Obviously, as a UK online retailer, we are very aware of all the annual occasions in the UK, but when we were putting together some ideas for the 14th February, it struck us that we didn’t know much about the history of Valentine’s Day in the UK. Of course, we know it’s a day of celebrating love, but why, and how did this day full of hearts and flowers come about? We did some digging around and we’ve come up with around 10 interesting facts, that maybe you didn’t know about the St Valentine’s Day celebrations.
1. Lupercalia – Festival of naked folk running through the street
And you thought that watching an age 18 box set on Netflix was a bit rude! Well, those Romans knew a thing or two on the kinky side. Apparently, St Valentine’s Day appears to have derived from the pagan fertility festival known as Lupercalia. It was celebrated between the 13-15 February and involved loads of naked people running up and down the streets to improve their fertility – well I never! It was only two centuries later than the festival was adopted by the early Christian Church and evolved to refer to stories on how early Martyrs called ‘Valentinus’ met with their end on the 14th of the month.
2. A bit of rebranding required
So that any of the raucous Roman streaking activities could be forgotten, Pope Gelasius rebranding the 14th February as a Christian feast day and gave the day its official ‘St Valentine’s Day’ title.
3. The came the love bit
Up until about 1382 St Valentine’s Day was really known about having a bit of a BBQ. The first real association with love, is thought to have come from the ‘love birds’ connation in Geoffrey Chaucer’s ‘Parlement of Foules’. In this, Chaucer celebrates the engagement of Richard II to Anne of Bohemia with a poem in which he said: ‘For this was on St Valentine’s Day, when every bird cometh to choose his mate.’
4. The earliest surviving Valentine’s Day note was sent in 1415
Soon all the young romantics were sending note and talking love. The earliest surviving and recorded Valentine’s note was sent by Frenchman, Charles, the Duke of Orleans, to his ‘very sweet valentine’, which unfortunately he had to send from the Tower of London, following his capture at the Battle of Agincourt in 1415.
5. As mentioned in Shakespeare’s Hamlet
By 1601, the St Valentine’s love tradition had taken hold. Mr William Shakespeare makes good mention in Ophelia’s lament in Hamlet. She says ‘tomorrow is Saint Valentine’s Day, All the morning betime, And I a maid at your window. To be your Valentine.’
6. Thank the Victorians for the Valentine’s Day card
Like the Christmas Card, we have the Victorians to thank for the tradition of sending St Valentine’s Day cards. This occurred after the Penny Post was introduced in 1840. Soon anonymous cards were sent all over the country thanks to the mass-produced mechanical printing, complete with verses and pictures.

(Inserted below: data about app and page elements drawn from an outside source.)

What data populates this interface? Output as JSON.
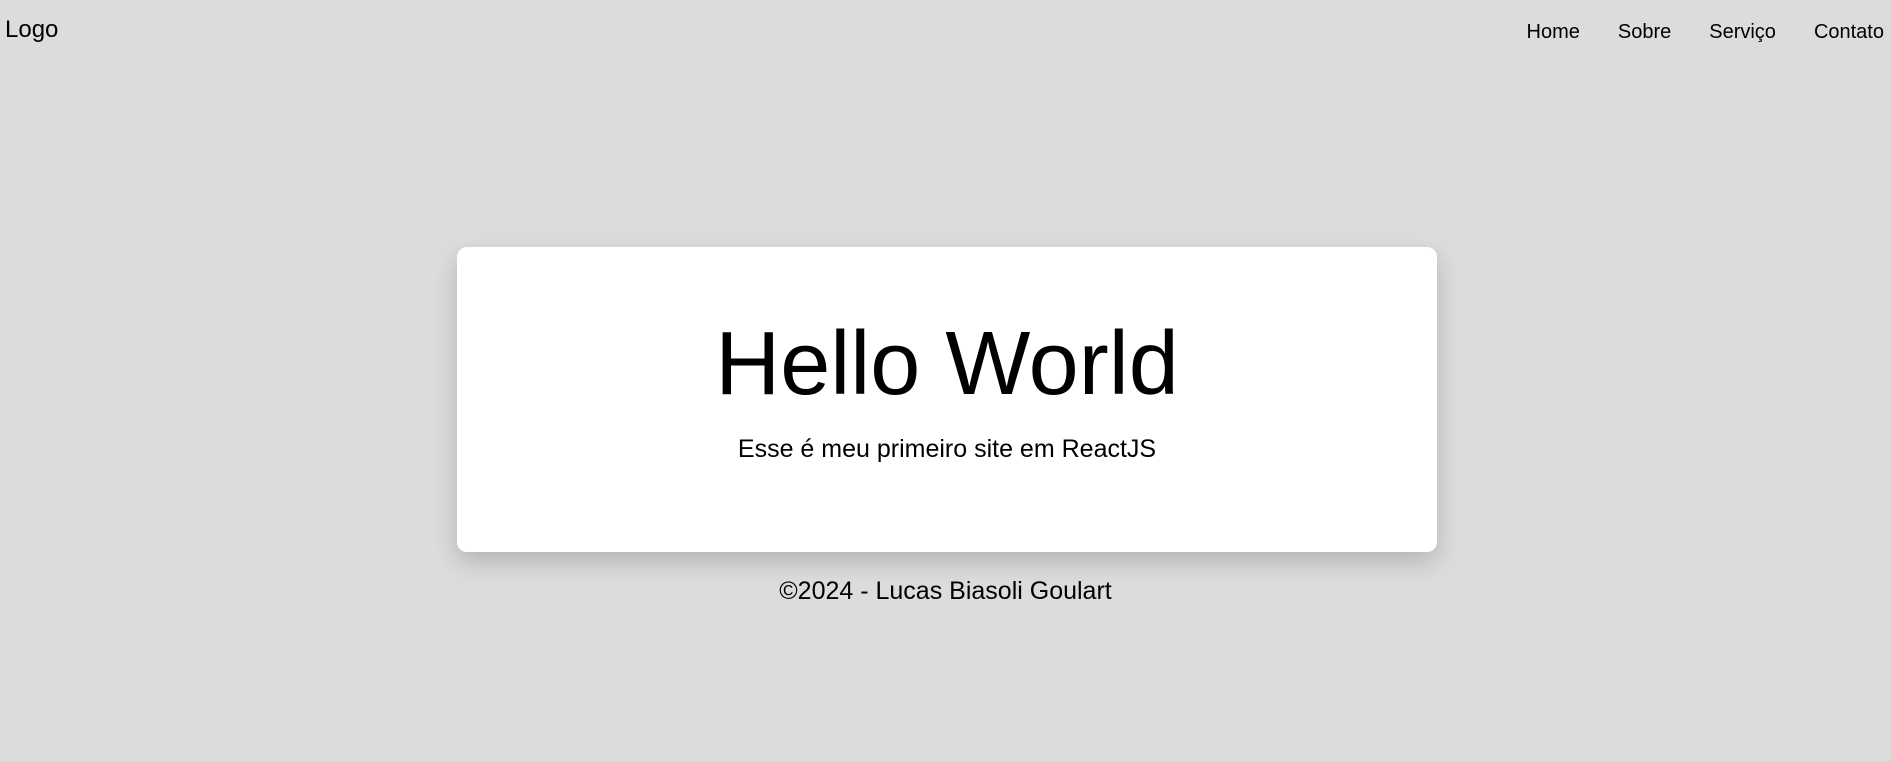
{
  "header": {
    "logo": "Logo",
    "nav": [
      {
        "label": "Home"
      },
      {
        "label": "Sobre"
      },
      {
        "label": "Serviço"
      },
      {
        "label": "Contato"
      }
    ]
  },
  "hero": {
    "title": "Hello World",
    "subtitle": "Esse é meu primeiro site em ReactJS"
  },
  "footer": {
    "text": "©2024 - Lucas Biasoli Goulart"
  },
  "colors": {
    "page_background": "#dcdcdc",
    "card_background": "#ffffff",
    "text": "#000000"
  }
}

7. Guess how many Valentine’s Day Cards are sent each year?
Did you know that worldwide approximately 1 billion Valentine’s Day cards are sent each year?
8. Valentine’s Gifts in the UK
After 2000 years we continue to celebrate love and Valentine’s Day every year, with amazing Valentine’s gifts, chocolates, flowers and even jewellery, along with the anonymous card. Did you know that today, around half the UK population spends around £1.3 billion each year on their loved ones?
9. Wearing your heart on your sleeve
We are fascinated with this fact! Apparently, back in the Middle Ages, young people would draw names from a bowl to see who their Valentine would be. They would wear the name on their sleeve for a week! That’s where the saying comes from.
10. Valentine’s Day dream
Another Medieval ritual involved young women eating weird and wonderful foods on St Valentine’s Day to make them dream of their future husband. Some may say that…
• If you dream of a blue bird you will marry a happy man
• If you see a goldfinch, you will marry a millionaire
• If you see a sparrow, you will marry a poor man
Where’s the cheese and chocolate….?